At six weeks you held on
even as your companions
let go the little notches they’d made –
like rock climbers on a slippery cliff
they stuck their crampons into ice,
breathing the liquid air, despairing
even as the face of the wall
gave way, and they fell
down the path they’d come,
an avalanche of blood behind them.
You tightened your grip,
your cells, even then, knowing
what it took,
the blood you wouldn’t need
sliding past. The cramps
lasted an hour or so,
and then we could hear your heart again
inside the emptier space.
Now the stars belonged only to you,
the woman in whose womb you slept
They had climbed nearly to the summit,
your fraternal twins,
they had traveled without words,
crippled in ways we’ll never know.
While we waited safely at sea level,
you buried yourself stubbornly
against the precipice,
your yolk sac intact, everything
for the journey secured.

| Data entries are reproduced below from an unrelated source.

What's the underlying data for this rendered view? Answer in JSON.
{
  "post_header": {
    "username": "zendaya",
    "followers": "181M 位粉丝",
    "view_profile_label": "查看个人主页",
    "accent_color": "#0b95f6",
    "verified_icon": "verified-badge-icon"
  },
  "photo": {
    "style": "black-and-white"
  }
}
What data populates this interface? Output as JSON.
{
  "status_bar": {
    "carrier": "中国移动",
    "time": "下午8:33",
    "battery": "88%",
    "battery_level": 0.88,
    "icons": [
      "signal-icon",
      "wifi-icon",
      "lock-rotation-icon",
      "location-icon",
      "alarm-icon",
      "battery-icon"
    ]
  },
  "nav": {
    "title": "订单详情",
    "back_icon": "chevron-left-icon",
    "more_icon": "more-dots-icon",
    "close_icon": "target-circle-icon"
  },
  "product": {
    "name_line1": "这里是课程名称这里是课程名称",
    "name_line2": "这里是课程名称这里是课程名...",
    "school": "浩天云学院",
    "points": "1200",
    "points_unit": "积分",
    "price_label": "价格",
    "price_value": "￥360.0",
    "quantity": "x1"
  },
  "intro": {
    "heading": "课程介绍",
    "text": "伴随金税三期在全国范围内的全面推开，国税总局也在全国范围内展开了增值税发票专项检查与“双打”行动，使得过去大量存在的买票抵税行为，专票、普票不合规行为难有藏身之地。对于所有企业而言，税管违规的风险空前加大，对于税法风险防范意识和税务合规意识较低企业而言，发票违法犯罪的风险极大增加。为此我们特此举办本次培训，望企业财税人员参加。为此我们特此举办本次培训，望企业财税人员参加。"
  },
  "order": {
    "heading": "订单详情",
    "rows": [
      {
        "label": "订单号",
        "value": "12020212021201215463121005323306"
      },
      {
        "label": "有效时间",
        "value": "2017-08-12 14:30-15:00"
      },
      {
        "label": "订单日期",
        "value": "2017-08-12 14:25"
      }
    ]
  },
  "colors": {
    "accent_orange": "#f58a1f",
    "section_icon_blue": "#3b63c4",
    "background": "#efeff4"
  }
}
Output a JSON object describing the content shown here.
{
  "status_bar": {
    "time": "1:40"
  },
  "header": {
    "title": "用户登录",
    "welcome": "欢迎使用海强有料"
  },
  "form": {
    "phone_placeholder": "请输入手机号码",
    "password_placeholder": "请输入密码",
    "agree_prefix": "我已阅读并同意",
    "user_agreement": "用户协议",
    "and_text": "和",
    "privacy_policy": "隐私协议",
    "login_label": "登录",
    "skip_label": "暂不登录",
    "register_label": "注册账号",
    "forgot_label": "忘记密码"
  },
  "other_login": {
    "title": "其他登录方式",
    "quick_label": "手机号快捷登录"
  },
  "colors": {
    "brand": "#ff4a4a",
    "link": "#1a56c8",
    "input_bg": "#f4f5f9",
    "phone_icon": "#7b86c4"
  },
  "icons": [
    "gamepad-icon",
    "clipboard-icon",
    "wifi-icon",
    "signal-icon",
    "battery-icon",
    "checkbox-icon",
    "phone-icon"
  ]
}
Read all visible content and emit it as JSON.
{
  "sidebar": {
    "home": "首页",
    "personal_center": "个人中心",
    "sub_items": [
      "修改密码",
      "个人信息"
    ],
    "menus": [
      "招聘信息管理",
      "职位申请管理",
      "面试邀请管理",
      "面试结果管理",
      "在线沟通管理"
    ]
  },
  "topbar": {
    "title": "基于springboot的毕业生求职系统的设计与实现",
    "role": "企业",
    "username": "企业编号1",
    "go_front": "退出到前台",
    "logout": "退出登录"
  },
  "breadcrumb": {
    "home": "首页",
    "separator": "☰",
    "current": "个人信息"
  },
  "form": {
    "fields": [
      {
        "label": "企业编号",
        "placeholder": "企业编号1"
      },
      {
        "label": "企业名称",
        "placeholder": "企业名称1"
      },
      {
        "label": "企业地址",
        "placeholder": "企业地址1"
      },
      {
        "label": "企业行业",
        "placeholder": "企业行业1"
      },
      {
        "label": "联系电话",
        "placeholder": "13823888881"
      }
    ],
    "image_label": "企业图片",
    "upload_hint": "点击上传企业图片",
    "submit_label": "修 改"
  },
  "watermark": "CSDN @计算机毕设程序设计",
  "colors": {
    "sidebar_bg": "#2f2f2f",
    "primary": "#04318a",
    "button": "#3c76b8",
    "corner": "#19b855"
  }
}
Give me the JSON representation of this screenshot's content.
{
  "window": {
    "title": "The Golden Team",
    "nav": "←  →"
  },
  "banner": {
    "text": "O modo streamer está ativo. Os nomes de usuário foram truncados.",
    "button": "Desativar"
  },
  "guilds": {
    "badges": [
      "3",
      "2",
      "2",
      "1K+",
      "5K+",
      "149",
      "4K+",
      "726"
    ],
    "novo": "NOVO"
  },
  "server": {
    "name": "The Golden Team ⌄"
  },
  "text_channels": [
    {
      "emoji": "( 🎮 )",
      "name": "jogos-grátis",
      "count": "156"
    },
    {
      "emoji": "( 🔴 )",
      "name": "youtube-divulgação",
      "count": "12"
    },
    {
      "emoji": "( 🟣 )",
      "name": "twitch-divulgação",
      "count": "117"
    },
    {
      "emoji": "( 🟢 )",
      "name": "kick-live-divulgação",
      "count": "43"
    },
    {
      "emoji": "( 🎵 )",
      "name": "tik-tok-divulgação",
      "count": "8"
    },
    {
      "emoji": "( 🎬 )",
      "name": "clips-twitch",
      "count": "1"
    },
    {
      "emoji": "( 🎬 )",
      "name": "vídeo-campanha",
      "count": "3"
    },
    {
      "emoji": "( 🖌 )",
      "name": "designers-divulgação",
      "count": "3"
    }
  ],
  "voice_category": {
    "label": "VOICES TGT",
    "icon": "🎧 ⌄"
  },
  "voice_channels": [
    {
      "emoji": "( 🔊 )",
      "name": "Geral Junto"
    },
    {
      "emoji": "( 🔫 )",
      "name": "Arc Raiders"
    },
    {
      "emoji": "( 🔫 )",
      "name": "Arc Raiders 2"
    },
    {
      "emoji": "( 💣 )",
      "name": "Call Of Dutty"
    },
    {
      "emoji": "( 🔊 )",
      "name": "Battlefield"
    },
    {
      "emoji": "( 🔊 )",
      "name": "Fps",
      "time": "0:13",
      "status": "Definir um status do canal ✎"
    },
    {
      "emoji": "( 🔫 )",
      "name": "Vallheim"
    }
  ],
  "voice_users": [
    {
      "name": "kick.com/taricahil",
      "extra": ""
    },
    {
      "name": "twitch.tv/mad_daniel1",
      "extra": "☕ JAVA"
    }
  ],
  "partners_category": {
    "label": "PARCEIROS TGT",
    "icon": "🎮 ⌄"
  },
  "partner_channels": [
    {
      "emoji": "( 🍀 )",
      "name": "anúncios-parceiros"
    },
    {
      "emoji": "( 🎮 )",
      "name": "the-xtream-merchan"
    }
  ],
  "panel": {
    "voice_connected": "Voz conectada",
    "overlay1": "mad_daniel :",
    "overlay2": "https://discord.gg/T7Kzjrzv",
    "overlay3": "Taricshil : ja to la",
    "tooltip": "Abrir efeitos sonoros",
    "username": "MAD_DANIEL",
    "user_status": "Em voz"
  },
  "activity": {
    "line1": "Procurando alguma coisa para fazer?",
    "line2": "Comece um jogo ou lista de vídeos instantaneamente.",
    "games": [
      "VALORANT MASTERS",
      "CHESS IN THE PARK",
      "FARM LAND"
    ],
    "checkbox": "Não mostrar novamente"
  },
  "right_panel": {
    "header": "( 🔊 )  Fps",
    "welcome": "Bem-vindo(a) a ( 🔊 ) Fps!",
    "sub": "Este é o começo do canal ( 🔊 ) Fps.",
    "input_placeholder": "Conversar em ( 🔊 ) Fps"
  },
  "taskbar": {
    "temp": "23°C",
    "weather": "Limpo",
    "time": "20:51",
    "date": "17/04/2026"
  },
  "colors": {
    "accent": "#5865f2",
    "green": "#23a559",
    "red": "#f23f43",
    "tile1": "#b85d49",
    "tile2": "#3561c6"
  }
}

This poem was originally published in her new book “A Slight Thing, Happiness.”
It is now available for preorder.